### The data
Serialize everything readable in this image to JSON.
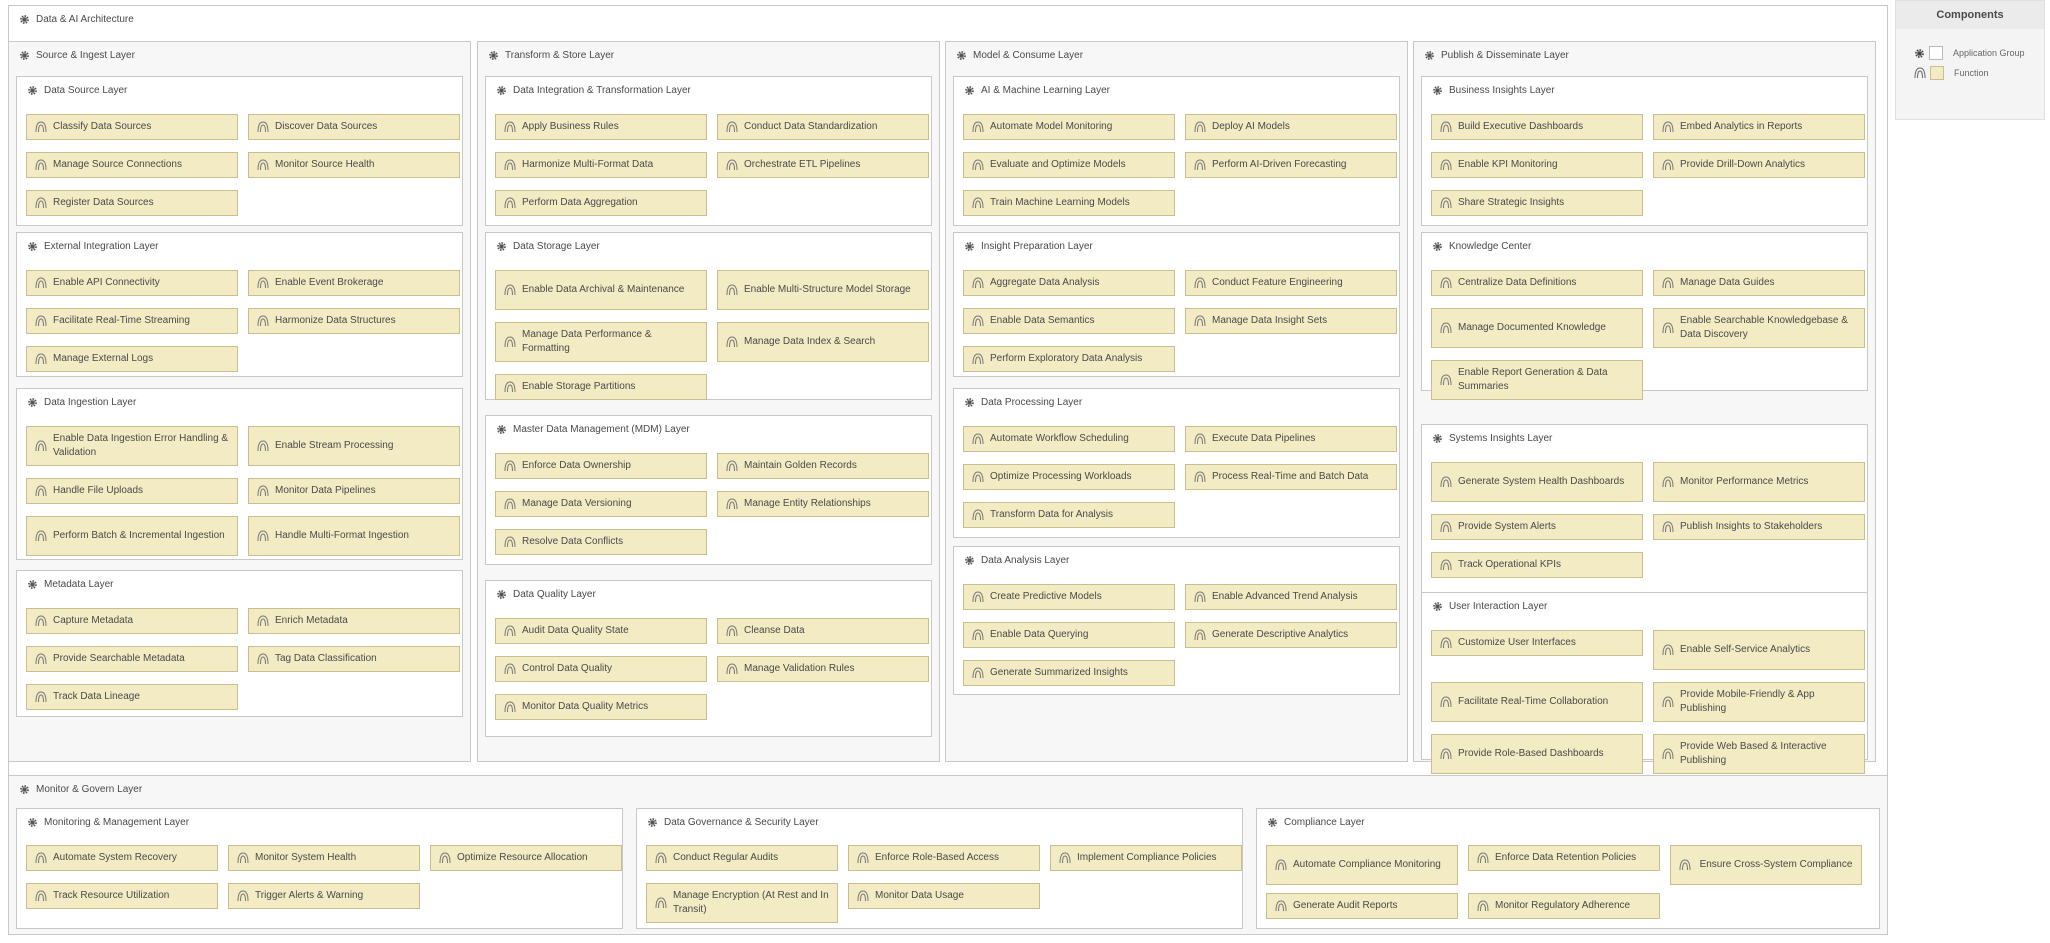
{
  "root": {
    "title": "Data & AI Architecture"
  },
  "legend": {
    "title": "Components",
    "group_label": "Application Group",
    "function_label": "Function"
  },
  "columns": [
    {
      "title": "Source & Ingest Layer",
      "groups": [
        {
          "title": "Data Source Layer",
          "items": [
            "Classify Data Sources",
            "Discover Data Sources",
            "Manage Source Connections",
            "Monitor Source Health",
            "Register Data Sources"
          ]
        },
        {
          "title": "External Integration Layer",
          "items": [
            "Enable API Connectivity",
            "Enable Event Brokerage",
            "Facilitate Real-Time Streaming",
            "Harmonize Data Structures",
            "Manage External Logs"
          ]
        },
        {
          "title": "Data Ingestion Layer",
          "items": [
            "Enable Data Ingestion Error Handling & Validation",
            "Enable Stream Processing",
            "Handle File Uploads",
            "Monitor Data Pipelines",
            "Perform Batch & Incremental Ingestion",
            "Handle Multi-Format Ingestion"
          ]
        },
        {
          "title": "Metadata Layer",
          "items": [
            "Capture Metadata",
            "Enrich Metadata",
            "Provide Searchable Metadata",
            "Tag Data Classification",
            "Track Data Lineage"
          ]
        }
      ]
    },
    {
      "title": "Transform & Store Layer",
      "groups": [
        {
          "title": "Data Integration & Transformation Layer",
          "items": [
            "Apply Business Rules",
            "Conduct Data Standardization",
            "Harmonize Multi-Format Data",
            "Orchestrate ETL Pipelines",
            "Perform Data Aggregation"
          ]
        },
        {
          "title": "Data Storage Layer",
          "items": [
            "Enable Data Archival & Maintenance",
            "Enable Multi-Structure Model Storage",
            "Manage Data Performance & Formatting",
            "Manage Data Index & Search",
            "Enable Storage Partitions"
          ]
        },
        {
          "title": "Master Data Management (MDM) Layer",
          "items": [
            "Enforce Data Ownership",
            "Maintain Golden Records",
            "Manage Data Versioning",
            "Manage Entity Relationships",
            "Resolve Data Conflicts"
          ]
        },
        {
          "title": "Data Quality Layer",
          "items": [
            "Audit Data Quality State",
            "Cleanse Data",
            "Control Data Quality",
            "Manage Validation Rules",
            "Monitor Data Quality Metrics"
          ]
        }
      ]
    },
    {
      "title": "Model & Consume Layer",
      "groups": [
        {
          "title": "AI & Machine Learning Layer",
          "items": [
            "Automate Model Monitoring",
            "Deploy AI Models",
            "Evaluate and Optimize Models",
            "Perform AI-Driven Forecasting",
            "Train Machine Learning Models"
          ]
        },
        {
          "title": "Insight Preparation Layer",
          "items": [
            "Aggregate Data Analysis",
            "Conduct Feature Engineering",
            "Enable Data Semantics",
            "Manage Data Insight Sets",
            "Perform Exploratory Data Analysis"
          ]
        },
        {
          "title": "Data Processing Layer",
          "items": [
            "Automate Workflow Scheduling",
            "Execute Data Pipelines",
            "Optimize Processing Workloads",
            "Process Real-Time and Batch Data",
            "Transform Data for Analysis"
          ]
        },
        {
          "title": "Data Analysis Layer",
          "items": [
            "Create Predictive Models",
            "Enable Advanced Trend Analysis",
            "Enable Data Querying",
            "Generate Descriptive Analytics",
            "Generate Summarized Insights"
          ]
        }
      ]
    },
    {
      "title": "Publish & Disseminate Layer",
      "groups": [
        {
          "title": "Business Insights Layer",
          "items": [
            "Build Executive Dashboards",
            "Embed Analytics in Reports",
            "Enable KPI Monitoring",
            "Provide Drill-Down Analytics",
            "Share Strategic Insights"
          ]
        },
        {
          "title": "Knowledge Center",
          "items": [
            "Centralize Data Definitions",
            "Manage Data Guides",
            "Manage Documented Knowledge",
            "Enable Searchable Knowledgebase & Data Discovery",
            "Enable Report Generation & Data Summaries"
          ]
        },
        {
          "title": "Systems Insights Layer",
          "items": [
            "Generate System Health Dashboards",
            "Monitor Performance Metrics",
            "Provide System Alerts",
            "Publish Insights to Stakeholders",
            "Track Operational KPIs"
          ]
        },
        {
          "title": "User Interaction Layer",
          "items": [
            "Customize User Interfaces",
            "Enable Self-Service Analytics",
            "Facilitate Real-Time Collaboration",
            "Provide Mobile-Friendly & App Publishing",
            "Provide Role-Based Dashboards",
            "Provide Web Based & Interactive Publishing"
          ]
        }
      ]
    }
  ],
  "monitor": {
    "title": "Monitor & Govern Layer",
    "groups": [
      {
        "title": "Monitoring & Management Layer",
        "items": [
          "Automate System Recovery",
          "Monitor System Health",
          "Optimize Resource Allocation",
          "Track Resource Utilization",
          "Trigger Alerts & Warning"
        ]
      },
      {
        "title": "Data Governance & Security Layer",
        "items": [
          "Conduct Regular Audits",
          "Enforce Role-Based Access",
          "Implement Compliance Policies",
          "Manage Encryption (At Rest and In Transit)",
          "Monitor Data Usage"
        ]
      },
      {
        "title": "Compliance Layer",
        "items": [
          "Automate Compliance Monitoring",
          "Enforce Data Retention Policies",
          "Ensure Cross-System Compliance",
          "Generate Audit Reports",
          "Monitor Regulatory Adherence"
        ]
      }
    ]
  },
  "colors": {
    "function_fill": "#f2ebc3",
    "function_border": "#c9bf8c",
    "group_border": "#c8c8c8",
    "outer_fill": "#f7f7f7"
  }
}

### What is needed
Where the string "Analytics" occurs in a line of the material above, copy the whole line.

### Task answer
            "Generate Descriptive Analytics",
            "Embed Analytics in Reports",
            "Provide Drill-Down Analytics",
            "Enable Self-Service Analytics",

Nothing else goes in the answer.